Communities may have had two dining services a day. Now, to keep people socially distanced, they have four or five services, as well as a dining room functioning at 25 to 50 percent capacity. They need resources and tools to manage these challenges. We have a robust restart program that addresses these areas, so no one feels alone.
We’re also getting calls from clients asking, from an environmental perspective, what should we be doing? What about disinfectants? We’re enhancing our environmental teams and restructuring to make sure that we can fulfill the needs of all these communities in various geographic areas.
How does your parent company, Compass Group, help you support your communities?
Compass Group, a best-in-class organization, provides food and support services to millions of people across the globe. They’ve published a guide to helps their 25 business sectors deal with the COVID-19 environment. Called “Stay Safe, Eat Well,” the guide is comprehensive, because it has to address the COVID-19 issue in every sector. It gives us resources, technology, design and wonderful tools that can cross over every sector. One of my favorites is ChefNet, a network of local and celebrity chefs who make virtual appearances at communities. They teach kitchens to lift residents’ spirits and show them how to make exciting new dishes.
How are you restarting and reopening communities?
We have a robust platform: ReSTART + ReNEW. In our industry, as the virus changes, reopening practices have to match the needs of different states and counties, at different times. Our plans have to be flexible in addressing the ever-changing environment. When COVID-19 started, we collaborated with our best subject-matter experts in all categories. We immediately looked at how to handle this situation. Now, we have an in-depth formula that we follow depending on the level of care required.

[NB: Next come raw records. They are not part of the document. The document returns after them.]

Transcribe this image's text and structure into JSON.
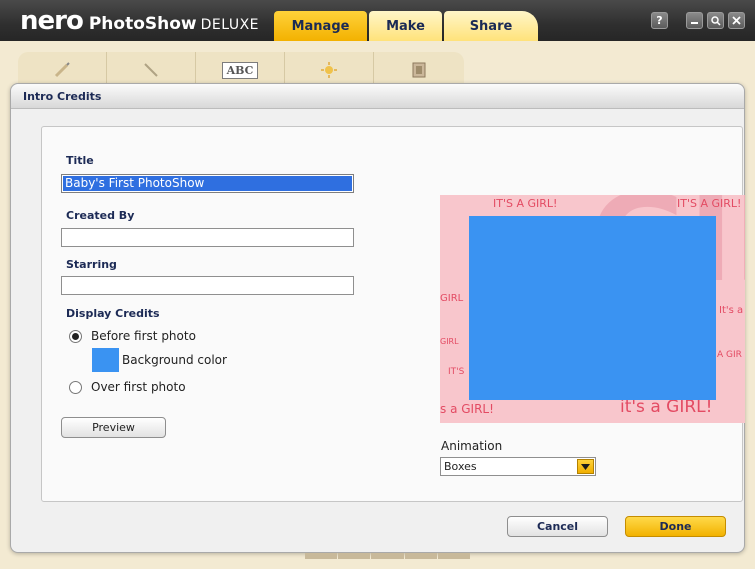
{
  "app": {
    "logo_nero": "nero",
    "logo_product": "PhotoShow",
    "logo_edition": "DELUXE",
    "tabs": [
      {
        "label": "Manage",
        "active": true
      },
      {
        "label": "Make",
        "active": false
      },
      {
        "label": "Share",
        "active": false
      }
    ],
    "window_buttons": [
      "help-icon",
      "minimize-icon",
      "restore-icon",
      "close-icon"
    ],
    "help_label": "?"
  },
  "toolbar": {
    "tools": [
      "pencil-icon",
      "line-icon",
      "abc-text-icon",
      "sparkle-icon",
      "film-icon"
    ],
    "abc_label": "ABC"
  },
  "dialog": {
    "title": "Intro Credits",
    "title_label": "Title",
    "title_value": "Baby's First PhotoShow",
    "created_by_label": "Created By",
    "created_by_value": "",
    "starring_label": "Starring",
    "starring_value": "",
    "display_credits_label": "Display Credits",
    "options": [
      {
        "label": "Before first photo",
        "selected": true
      },
      {
        "label": "Over first photo",
        "selected": false
      }
    ],
    "background_color_label": "Background color",
    "background_color": "#3a93f2",
    "preview_button": "Preview",
    "animation_label": "Animation",
    "animation_value": "Boxes",
    "cancel_button": "Cancel",
    "done_button": "Done"
  },
  "preview_image": {
    "texts": [
      "IT'S A GIRL!",
      "IT'S A GIRL!",
      "GIRL",
      "It's a",
      "GIRL",
      "A GIR",
      "IT'S",
      "s a GIRL!",
      "it's a GIRL!"
    ]
  },
  "colors": {
    "accent": "#f3b100",
    "titlebar": "#2f2f2f",
    "selection": "#2f6fe0",
    "preview_bg": "#f8c6cc"
  }
}
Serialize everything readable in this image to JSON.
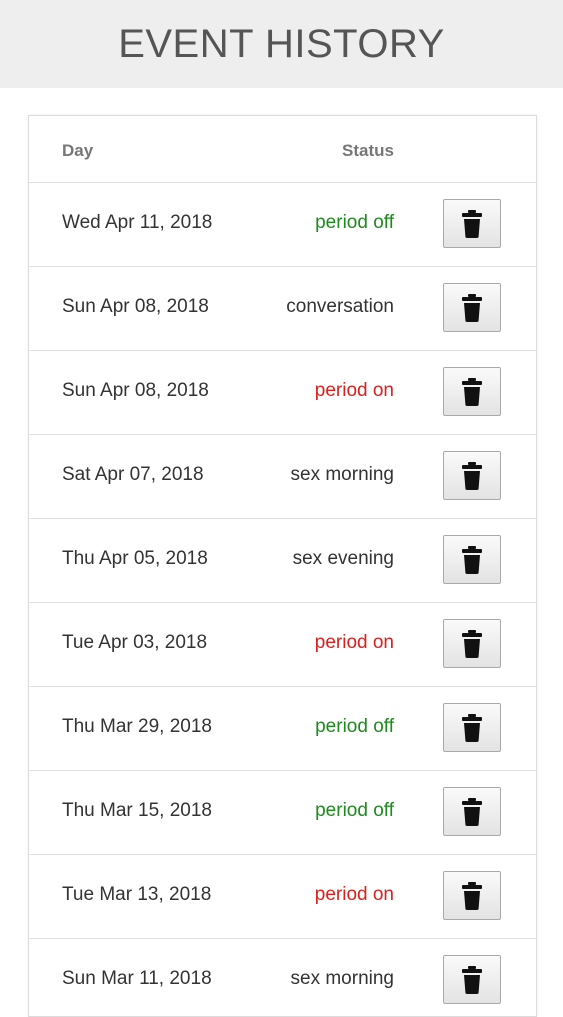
{
  "header": {
    "title": "EVENT HISTORY"
  },
  "table": {
    "columns": {
      "day": "Day",
      "status": "Status"
    },
    "rows": [
      {
        "day": "Wed Apr 11, 2018",
        "status": "period off",
        "status_type": "off"
      },
      {
        "day": "Sun Apr 08, 2018",
        "status": "conversation",
        "status_type": "neutral"
      },
      {
        "day": "Sun Apr 08, 2018",
        "status": "period on",
        "status_type": "on"
      },
      {
        "day": "Sat Apr 07, 2018",
        "status": "sex morning",
        "status_type": "neutral"
      },
      {
        "day": "Thu Apr 05, 2018",
        "status": "sex evening",
        "status_type": "neutral"
      },
      {
        "day": "Tue Apr 03, 2018",
        "status": "period on",
        "status_type": "on"
      },
      {
        "day": "Thu Mar 29, 2018",
        "status": "period off",
        "status_type": "off"
      },
      {
        "day": "Thu Mar 15, 2018",
        "status": "period off",
        "status_type": "off"
      },
      {
        "day": "Tue Mar 13, 2018",
        "status": "period on",
        "status_type": "on"
      },
      {
        "day": "Sun Mar 11, 2018",
        "status": "sex morning",
        "status_type": "neutral"
      }
    ],
    "row_action_icon": "trash-icon"
  },
  "colors": {
    "header_bg": "#eeeeee",
    "title": "#555555",
    "status_on": "#d9211e",
    "status_off": "#1f8a1f",
    "status_neutral": "#333333"
  }
}
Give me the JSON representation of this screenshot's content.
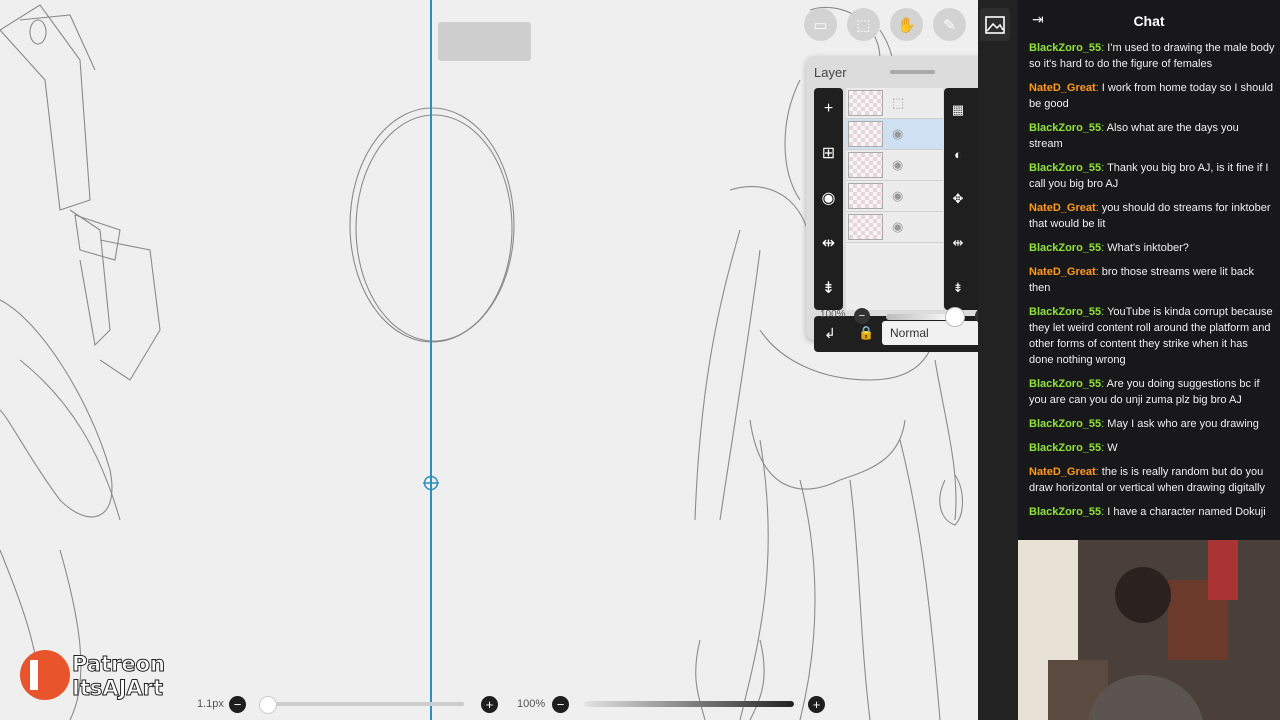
{
  "canvas": {
    "brush_size": "1.1px",
    "zoom": "100%",
    "watermark": {
      "line1": "Patreon",
      "line2": "ItsAJArt"
    }
  },
  "top_tools": [
    {
      "icon": "selection-icon"
    },
    {
      "icon": "transform-icon"
    },
    {
      "icon": "hand-icon"
    },
    {
      "icon": "pen-icon"
    },
    {
      "icon": "gallery-icon"
    }
  ],
  "layer_panel": {
    "title": "Layer",
    "close_icon": "close-icon",
    "blend_mode": "Normal",
    "opacity": "100%",
    "layers_count_visible": 5
  },
  "chat": {
    "title": "Chat",
    "colors": {
      "BlackZoro_55": "#8fe33c",
      "NateD_Great": "#ff9a1f"
    },
    "messages": [
      {
        "user": "BlackZoro_55",
        "text": "I'm used to drawing the male body so it's hard to do the figure of females"
      },
      {
        "user": "NateD_Great",
        "text": "I work from home today so I should be good"
      },
      {
        "user": "BlackZoro_55",
        "text": "Also what are the days you stream"
      },
      {
        "user": "BlackZoro_55",
        "text": "Thank you big bro AJ, is it fine if I call you big bro AJ"
      },
      {
        "user": "NateD_Great",
        "text": "you should do streams for inktober that would be lit"
      },
      {
        "user": "BlackZoro_55",
        "text": "What's inktober?"
      },
      {
        "user": "NateD_Great",
        "text": "bro those streams were lit back then"
      },
      {
        "user": "BlackZoro_55",
        "text": "YouTube is kinda corrupt because they let weird content roll around the platform and other forms of content they strike when it has done nothing wrong"
      },
      {
        "user": "BlackZoro_55",
        "text": "Are you doing suggestions bc if you are can you do unji zuma plz big bro AJ"
      },
      {
        "user": "BlackZoro_55",
        "text": "May I ask who are you drawing"
      },
      {
        "user": "BlackZoro_55",
        "text": "W"
      },
      {
        "user": "NateD_Great",
        "text": "the is is really random but do you draw horizontal or vertical when drawing digitally"
      },
      {
        "user": "BlackZoro_55",
        "text": "I have a character named Dokuji"
      }
    ]
  }
}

We’ve reopened multiple communities in the middle of this pandemic. One innovation is at The Templeton of Cary, a brand-new CCRC, where residents are moving in right now. We’re introducing a robot that is helping staff by clearing plates, so employees aren’t handling multiple plates, and they can spend more quality time interacting with residents. Learn more about Penny, the self-driving robot.
What kinds of design changes are you making?
We have a robust team of culinary innovators and designers. They work with design companies and architects to enact multiple changes. As self-service, with beverages and salad, goes away, for social distancing reasons, we’re coming up with different innovations and platforms to solve those problems. Morrison Living’s team is critical right now. People have to make major decisions in a very short window of time.
You think about the pressure that communities are under right now—what they’ve gone through is unprecedented, unbelievable. We want to give them tools and resources so that they don’t have to feel that they are alone, and that they are getting the help they need.